● What you will do: Copy out the lines below that hold the word "bytes".

● Provided material:
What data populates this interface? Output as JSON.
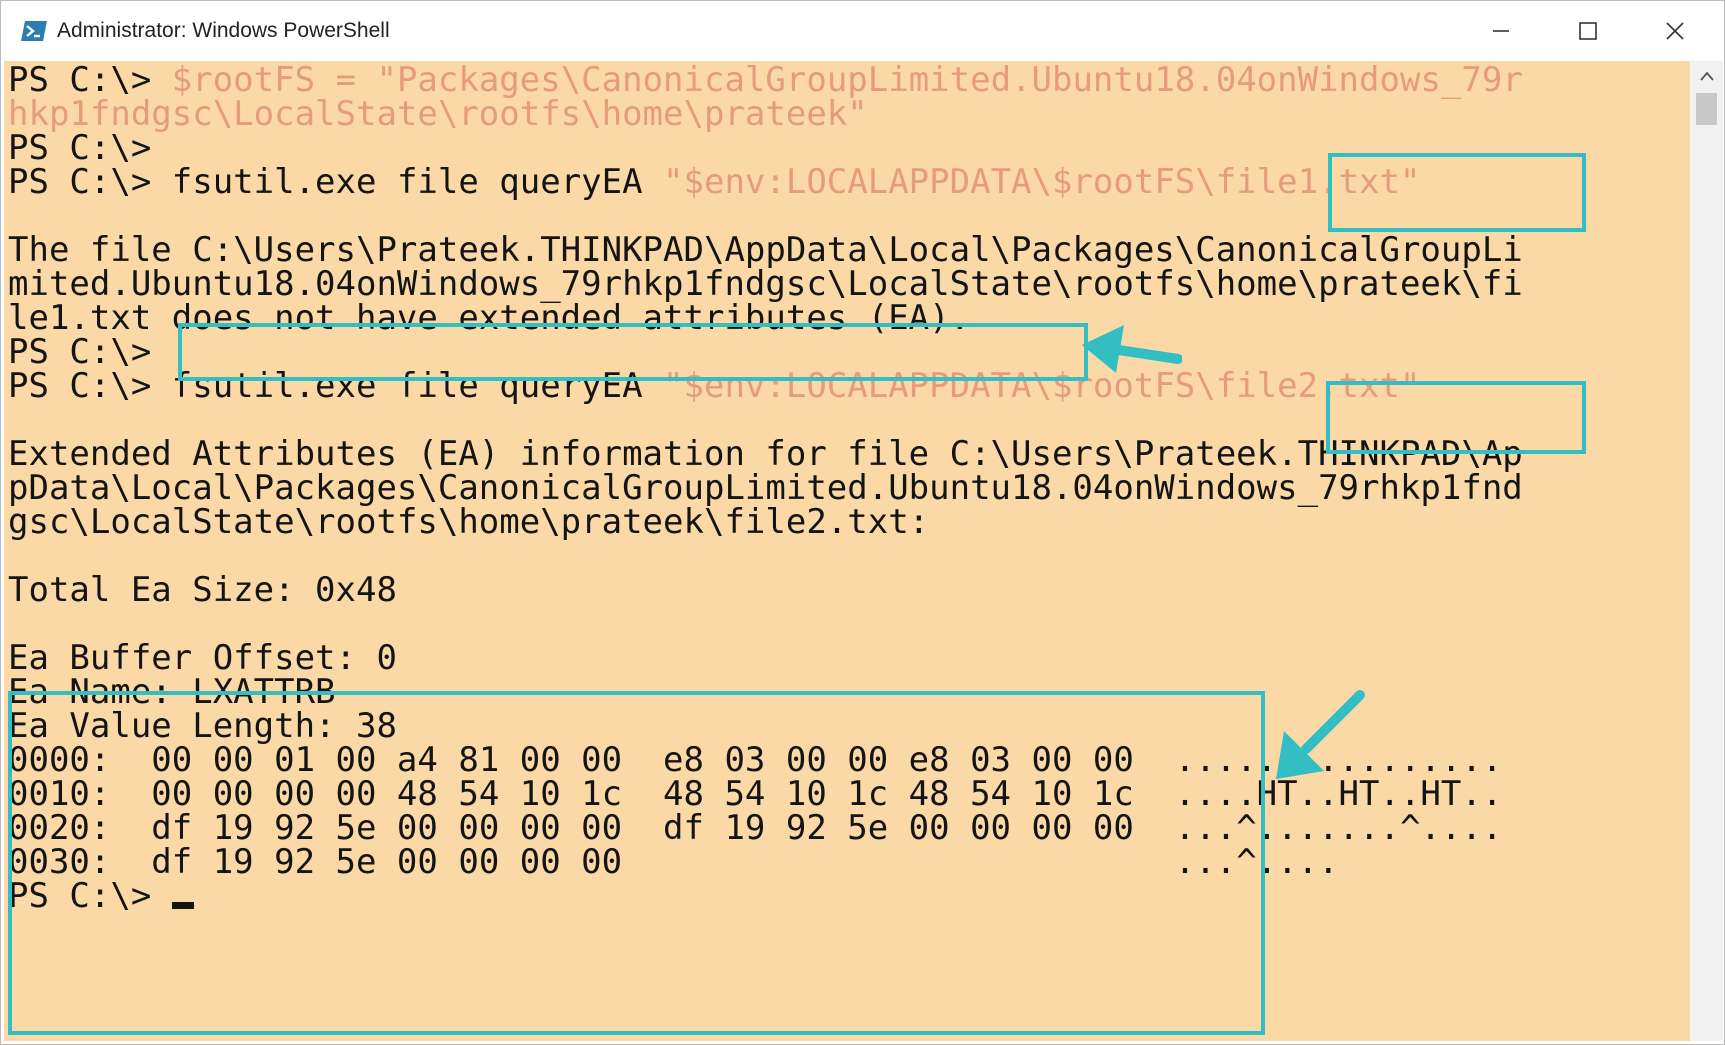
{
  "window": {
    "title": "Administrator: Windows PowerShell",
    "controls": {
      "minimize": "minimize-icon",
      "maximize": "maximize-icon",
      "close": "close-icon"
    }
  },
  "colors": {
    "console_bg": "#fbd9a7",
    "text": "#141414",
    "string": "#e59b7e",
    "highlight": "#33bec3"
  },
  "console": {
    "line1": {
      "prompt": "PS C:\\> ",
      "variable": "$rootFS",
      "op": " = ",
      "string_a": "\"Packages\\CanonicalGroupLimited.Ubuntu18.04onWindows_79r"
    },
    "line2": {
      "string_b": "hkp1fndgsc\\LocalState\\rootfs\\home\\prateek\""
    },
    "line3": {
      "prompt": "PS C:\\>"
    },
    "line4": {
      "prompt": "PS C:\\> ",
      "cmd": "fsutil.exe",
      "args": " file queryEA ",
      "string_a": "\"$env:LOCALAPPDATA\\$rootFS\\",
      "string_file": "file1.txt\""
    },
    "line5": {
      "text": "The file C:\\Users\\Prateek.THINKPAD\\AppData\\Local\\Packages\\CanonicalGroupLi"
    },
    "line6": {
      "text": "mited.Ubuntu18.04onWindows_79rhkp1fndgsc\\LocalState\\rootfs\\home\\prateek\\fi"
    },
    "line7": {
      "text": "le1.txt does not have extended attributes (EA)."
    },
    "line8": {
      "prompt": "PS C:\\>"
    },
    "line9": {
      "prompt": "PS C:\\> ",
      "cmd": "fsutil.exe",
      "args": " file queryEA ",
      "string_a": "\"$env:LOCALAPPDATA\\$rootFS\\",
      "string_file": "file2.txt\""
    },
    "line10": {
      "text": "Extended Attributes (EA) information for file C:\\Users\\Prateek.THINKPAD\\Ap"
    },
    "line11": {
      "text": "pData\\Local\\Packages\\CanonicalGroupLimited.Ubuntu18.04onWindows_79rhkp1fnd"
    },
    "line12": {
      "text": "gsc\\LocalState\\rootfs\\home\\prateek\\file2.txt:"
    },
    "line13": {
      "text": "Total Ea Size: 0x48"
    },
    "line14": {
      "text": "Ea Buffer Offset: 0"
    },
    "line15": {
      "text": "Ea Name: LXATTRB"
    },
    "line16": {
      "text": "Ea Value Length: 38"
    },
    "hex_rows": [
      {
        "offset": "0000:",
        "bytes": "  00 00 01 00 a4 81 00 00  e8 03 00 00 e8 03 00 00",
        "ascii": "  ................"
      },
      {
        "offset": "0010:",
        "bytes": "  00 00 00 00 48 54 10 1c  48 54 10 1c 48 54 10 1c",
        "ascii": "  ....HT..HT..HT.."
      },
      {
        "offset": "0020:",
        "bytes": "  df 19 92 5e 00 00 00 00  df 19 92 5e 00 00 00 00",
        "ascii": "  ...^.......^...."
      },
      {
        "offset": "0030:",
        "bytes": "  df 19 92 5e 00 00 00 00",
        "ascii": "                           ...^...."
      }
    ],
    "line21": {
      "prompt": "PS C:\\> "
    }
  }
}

● Solution to this problem:
        "bytes": "  00 00 01 00 a4 81 00 00  e8 03 00 00 e8 03 00 00",
        "bytes": "  00 00 00 00 48 54 10 1c  48 54 10 1c 48 54 10 1c",
        "bytes": "  df 19 92 5e 00 00 00 00  df 19 92 5e 00 00 00 00",
        "bytes": "  df 19 92 5e 00 00 00 00",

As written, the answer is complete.